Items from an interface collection

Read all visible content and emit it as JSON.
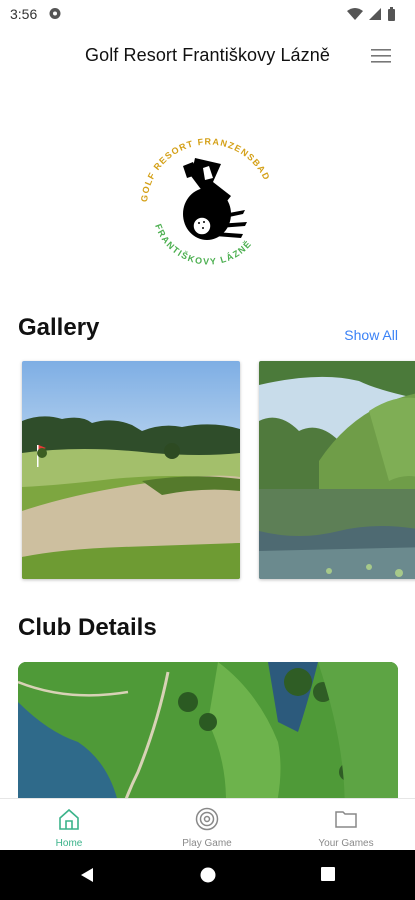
{
  "status_bar": {
    "time": "3:56"
  },
  "header": {
    "title": "Golf Resort Františkovy Lázně"
  },
  "logo": {
    "ring_text_top": "GOLF RESORT FRANZENSBAD",
    "ring_text_bottom": "FRANTIŠKOVY LÁZNĚ"
  },
  "gallery": {
    "title": "Gallery",
    "show_all_label": "Show All"
  },
  "club_details": {
    "title": "Club Details"
  },
  "bottom_nav": {
    "items": [
      {
        "label": "Home",
        "icon": "home-icon",
        "active": true
      },
      {
        "label": "Play Game",
        "icon": "target-icon",
        "active": false
      },
      {
        "label": "Your Games",
        "icon": "folder-icon",
        "active": false
      }
    ]
  },
  "colors": {
    "accent": "#3bb38a",
    "link": "#3b82f6"
  }
}
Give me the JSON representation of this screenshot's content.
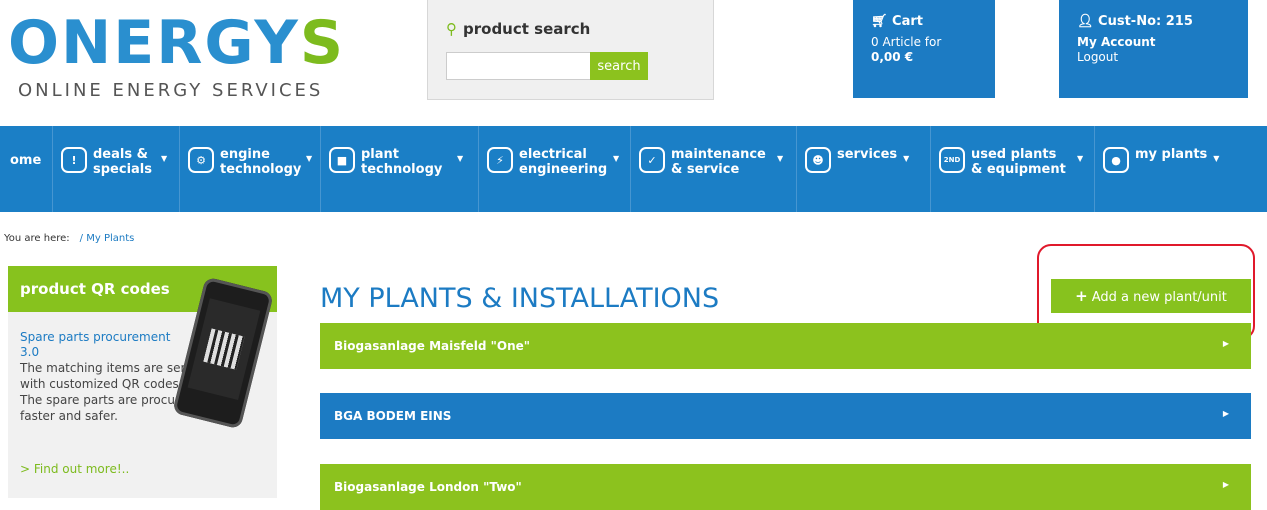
{
  "header": {
    "logo_part1": "ON",
    "logo_part2": "ERGY",
    "logo_part3": "S",
    "tagline": "ONLINE ENERGY SERVICES",
    "search_title": "product search",
    "search_placeholder": "",
    "search_button": "search",
    "cart_title": "Cart",
    "cart_line1": "0 Article for",
    "cart_line2": "0,00 €",
    "cust_title": "Cust-No: 215",
    "my_account": "My Account",
    "logout": "Logout"
  },
  "nav": [
    {
      "label": "ome",
      "icon": ""
    },
    {
      "label": "deals & specials",
      "icon": "!"
    },
    {
      "label": "engine technology",
      "icon": "engine"
    },
    {
      "label": "plant technology",
      "icon": "plant"
    },
    {
      "label": "electrical engineering",
      "icon": "chip"
    },
    {
      "label": "maintenance & service",
      "icon": "checklist"
    },
    {
      "label": "services",
      "icon": "person"
    },
    {
      "label": "used plants & equipment",
      "icon": "2ND"
    },
    {
      "label": "my plants",
      "icon": "tank"
    }
  ],
  "breadcrumb": {
    "prefix": "You are here:",
    "path": "/ My Plants"
  },
  "sidebar": {
    "heading": "product QR codes",
    "title": "Spare parts procurement 3.0",
    "text": "The matching items are sent with customized QR codes. The spare parts are procured faster and safer.",
    "more": "> Find out more!.."
  },
  "main": {
    "title": "MY PLANTS & INSTALLATIONS",
    "add_button": "Add a new plant/unit",
    "plants": [
      {
        "name": "Biogasanlage Maisfeld \"One\"",
        "color": "#8cc21e"
      },
      {
        "name": "BGA BODEM EINS",
        "color": "#1c7bc3"
      },
      {
        "name": "Biogasanlage London \"Two\"",
        "color": "#8cc21e"
      }
    ]
  },
  "colors": {
    "brand_blue": "#1c7bc3",
    "brand_green": "#8cc21e",
    "highlight_red": "#e0192b"
  }
}
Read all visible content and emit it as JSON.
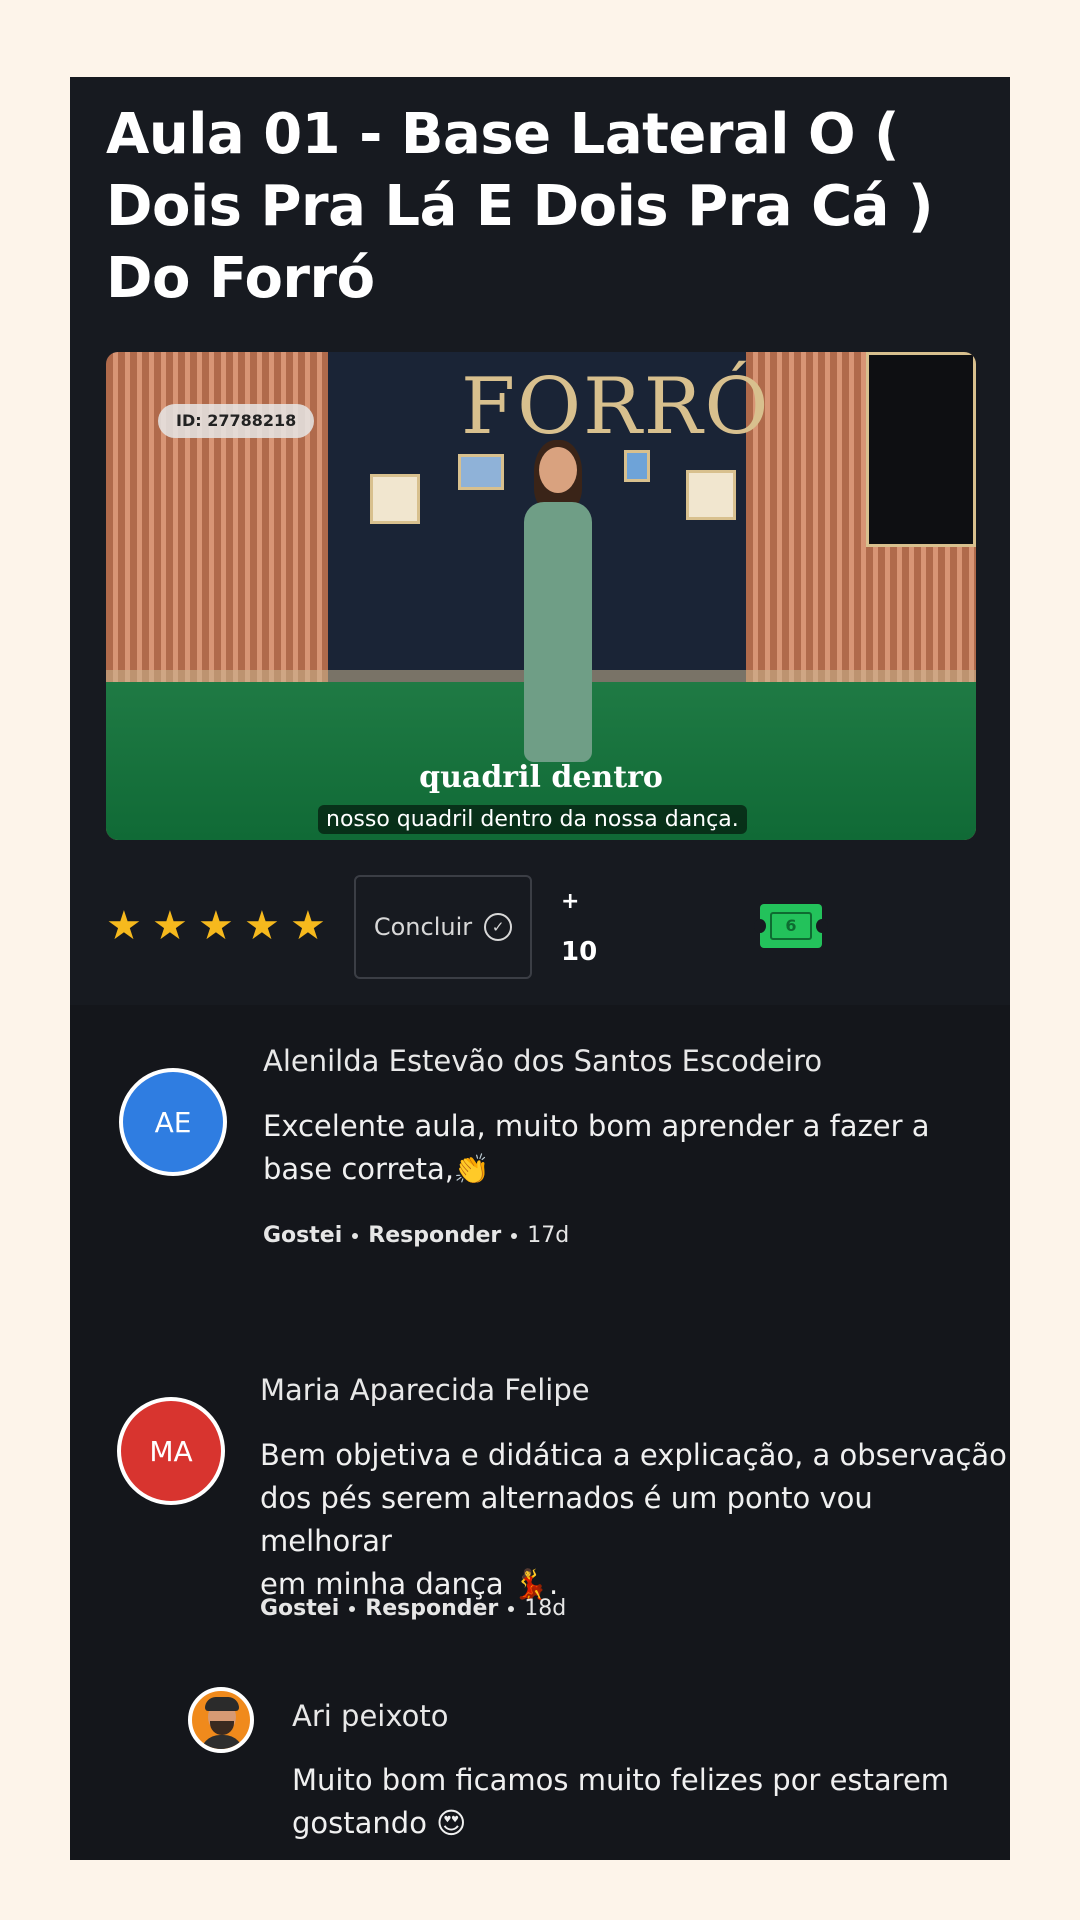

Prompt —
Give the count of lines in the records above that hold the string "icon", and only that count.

Answer area —
12